Be well, everyone.

FanExpo 2012, Day 1

So, not exactly according to plan on all fronts, but as close as could be managed, I think. Our hotel room wasn’t as early as expected so, by the time we ate and bought one of the kids shoes, and actually got to the convention, it was a bit after four. That’s actually fine since we completely missed the line.

Halo 4. An early stop, but a long line. One of the kids elected not to wait for the experience and I walked her down to Artist’s Alley, with a couple of stops along the way including to get our picture put on the cover of an upcoming issue of “Justice League”. And as soon as I find the card with the link to my digital copy, I’ll post that. We’ll go back to Halo tomorrow and probably the next day too.

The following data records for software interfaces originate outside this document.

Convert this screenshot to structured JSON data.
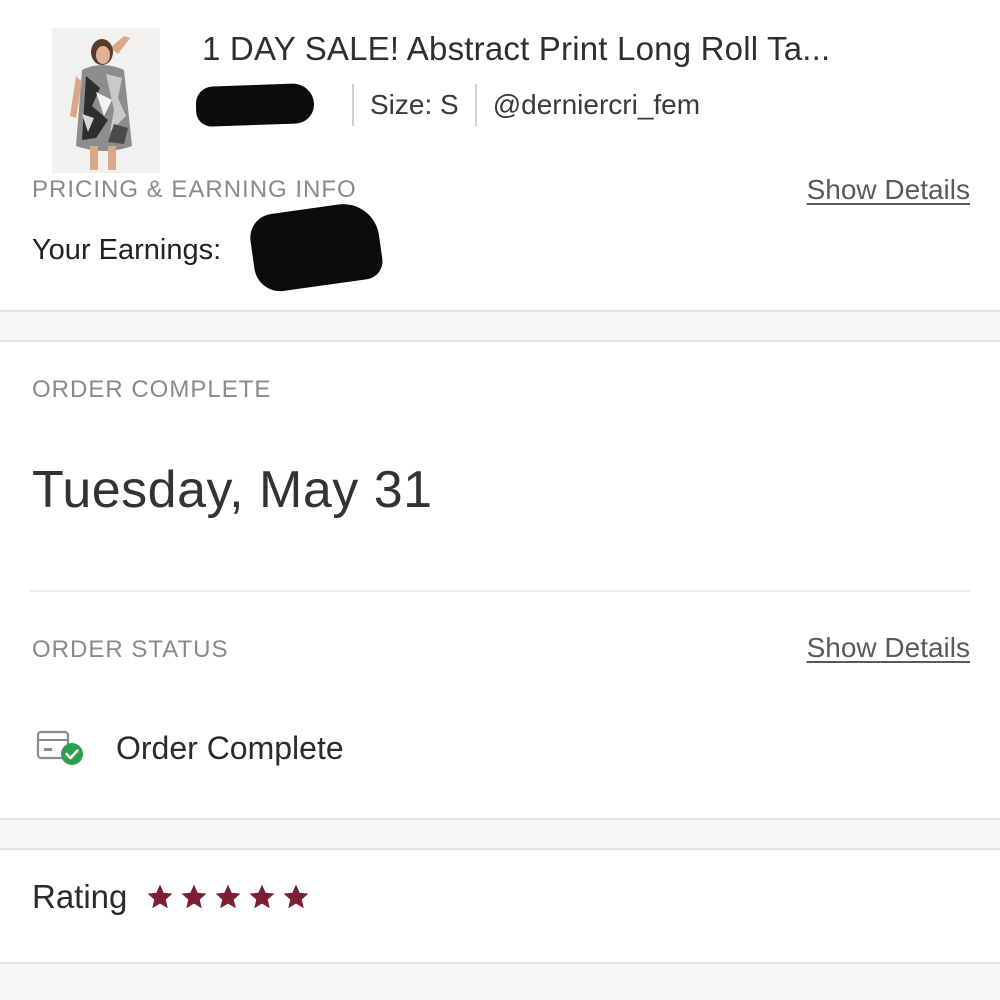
{
  "listing": {
    "title": "1 DAY SALE! Abstract Print Long Roll Ta...",
    "size": "Size: S",
    "seller": "@derniercri_fem",
    "thumbnail_icon": "dress-photo"
  },
  "pricing": {
    "section_label": "PRICING & EARNING INFO",
    "show_details": "Show Details",
    "earnings_label": "Your Earnings:"
  },
  "order_complete": {
    "section_label": "ORDER COMPLETE",
    "date": "Tuesday, May 31"
  },
  "order_status": {
    "section_label": "ORDER STATUS",
    "show_details": "Show Details",
    "status_text": "Order Complete",
    "status_icon": "package-check-icon",
    "check_color": "#2e9e4f"
  },
  "rating": {
    "label": "Rating",
    "stars": 5,
    "max_stars": 5,
    "star_color": "#7d1f33"
  }
}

The David Prowse Q&A was unfortunately cancelled, at least for today. His plane was delayed and he didn’t make it to the con in time. He’s still slotted for his photo ops and autograph sessions tomorrow, so maybe they’ll reschedule.

Gamer Boy and I did see Stan Lee after all, getting as close as fifteen feet or so and taking pictures over the heads of a bunch of other people as he did a signing.

The Indie Genre Fiction panel was excellent and fairly well attended. I did manage to record and the audio quality isn’t awful, though needs some work. That said, I haven’t had a chance to listen to it all the way through. Moderated by Monica S. Kuebler (Rue Morgue), the authors present (in order of introduction) Karen Dales, Sass Cadeaux, Stephen B. Pearl, and Alan Draven.

Haven’t seen nearly all the con has to offer yet, but I’m not at all stressed about it. That was the point of getting the full pass: to relax and enjoy and be able to come and go as we please. I haven’t even really done any shopping yet.

Here’s a selection of pictures from today. Probably too many. More tomorrow.